Images are to be left out; everything else in the records gets copied exactly.
^^^^^^^^
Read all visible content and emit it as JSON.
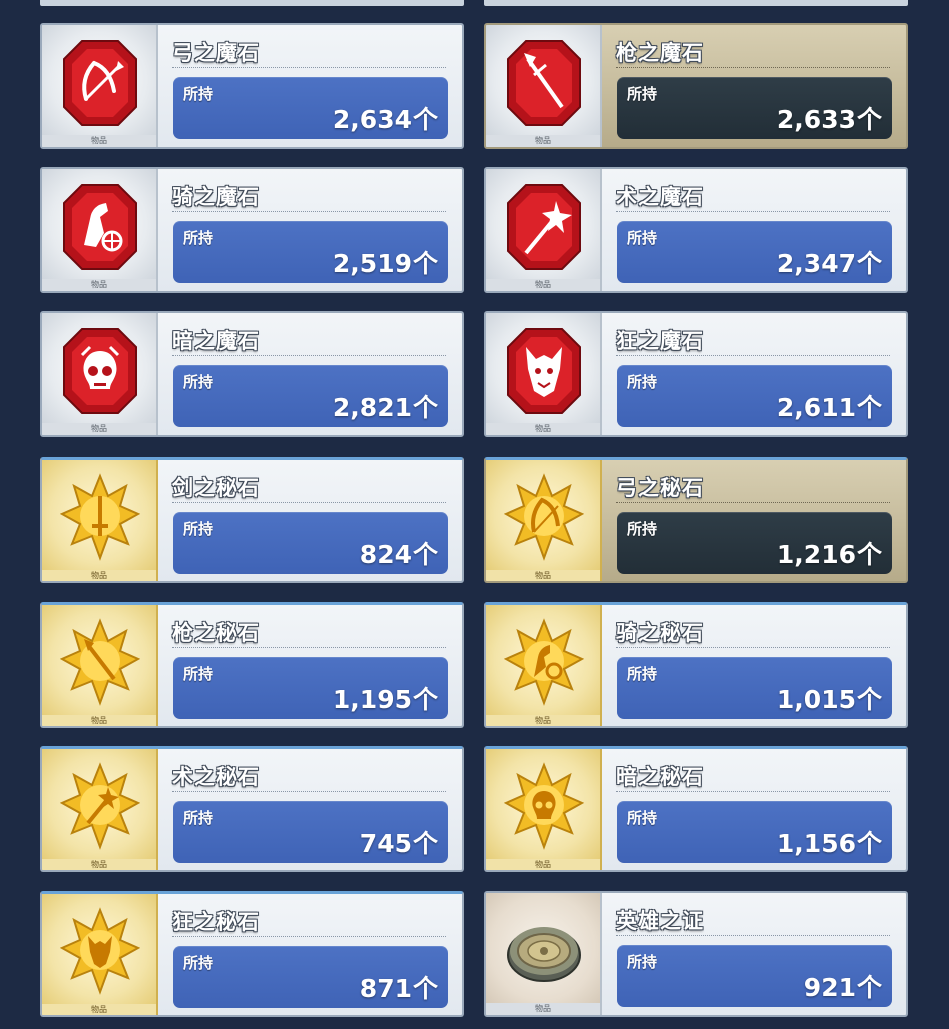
{
  "labels": {
    "held": "所持",
    "unit": "个",
    "thumb_caption": "物品"
  },
  "items": [
    {
      "name": "弓之魔石",
      "count": "2,634",
      "icon": "bow-magic-gem-icon"
    },
    {
      "name": "枪之魔石",
      "count": "2,633",
      "icon": "lance-magic-gem-icon",
      "selected": true
    },
    {
      "name": "骑之魔石",
      "count": "2,519",
      "icon": "knight-magic-gem-icon"
    },
    {
      "name": "术之魔石",
      "count": "2,347",
      "icon": "caster-magic-gem-icon"
    },
    {
      "name": "暗之魔石",
      "count": "2,821",
      "icon": "assassin-magic-gem-icon"
    },
    {
      "name": "狂之魔石",
      "count": "2,611",
      "icon": "berserker-magic-gem-icon"
    },
    {
      "name": "剑之秘石",
      "count": "824",
      "icon": "saber-secret-gem-icon"
    },
    {
      "name": "弓之秘石",
      "count": "1,216",
      "icon": "archer-secret-gem-icon",
      "selected": true
    },
    {
      "name": "枪之秘石",
      "count": "1,195",
      "icon": "lancer-secret-gem-icon"
    },
    {
      "name": "骑之秘石",
      "count": "1,015",
      "icon": "rider-secret-gem-icon"
    },
    {
      "name": "术之秘石",
      "count": "745",
      "icon": "caster-secret-gem-icon"
    },
    {
      "name": "暗之秘石",
      "count": "1,156",
      "icon": "assassin-secret-gem-icon"
    },
    {
      "name": "狂之秘石",
      "count": "871",
      "icon": "berserker-secret-gem-icon"
    },
    {
      "name": "英雄之证",
      "count": "921",
      "icon": "hero-proof-coin-icon"
    }
  ],
  "colors": {
    "background": "#1d2a44",
    "count_box": "#4567ba",
    "count_box_selected": "#28343f",
    "selected_card": "#c7bea0",
    "red_gem": "#d51e24",
    "gold_gem": "#f2bc25"
  }
}
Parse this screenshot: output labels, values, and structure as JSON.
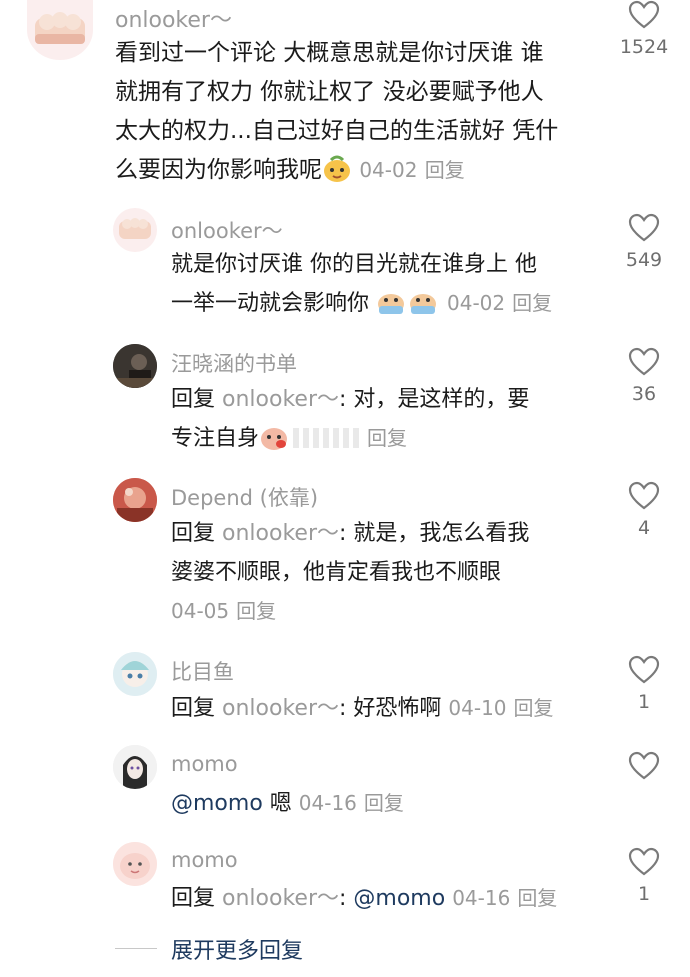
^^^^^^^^
> _Written response_
Read all visible content and emit it as JSON.
{
  "labels": {
    "held": "所持",
    "unit": "个",
    "thumb_caption": "物品"
  },
  "items": [
    {
      "name": "弓之魔石",
      "count": "2,634",
      "icon": "bow-magic-gem-icon"
    },
    {
      "name": "枪之魔石",
      "count": "2,633",
      "icon": "lance-magic-gem-icon",
      "selected": true
    },
    {
      "name": "骑之魔石",
      "count": "2,519",
      "icon": "knight-magic-gem-icon"
    },
    {
      "name": "术之魔石",
      "count": "2,347",
      "icon": "caster-magic-gem-icon"
    },
    {
      "name": "暗之魔石",
      "count": "2,821",
      "icon": "assassin-magic-gem-icon"
    },
    {
      "name": "狂之魔石",
      "count": "2,611",
      "icon": "berserker-magic-gem-icon"
    },
    {
      "name": "剑之秘石",
      "count": "824",
      "icon": "saber-secret-gem-icon"
    },
    {
      "name": "弓之秘石",
      "count": "1,216",
      "icon": "archer-secret-gem-icon",
      "selected": true
    },
    {
      "name": "枪之秘石",
      "count": "1,195",
      "icon": "lancer-secret-gem-icon"
    },
    {
      "name": "骑之秘石",
      "count": "1,015",
      "icon": "rider-secret-gem-icon"
    },
    {
      "name": "术之秘石",
      "count": "745",
      "icon": "caster-secret-gem-icon"
    },
    {
      "name": "暗之秘石",
      "count": "1,156",
      "icon": "assassin-secret-gem-icon"
    },
    {
      "name": "狂之秘石",
      "count": "871",
      "icon": "berserker-secret-gem-icon"
    },
    {
      "name": "英雄之证",
      "count": "921",
      "icon": "hero-proof-coin-icon"
    }
  ],
  "colors": {
    "background": "#1d2a44",
    "count_box": "#4567ba",
    "count_box_selected": "#28343f",
    "selected_card": "#c7bea0",
    "red_gem": "#d51e24",
    "gold_gem": "#f2bc25"
  }
}
Parse this screenshot: output labels, values, and structure as JSON.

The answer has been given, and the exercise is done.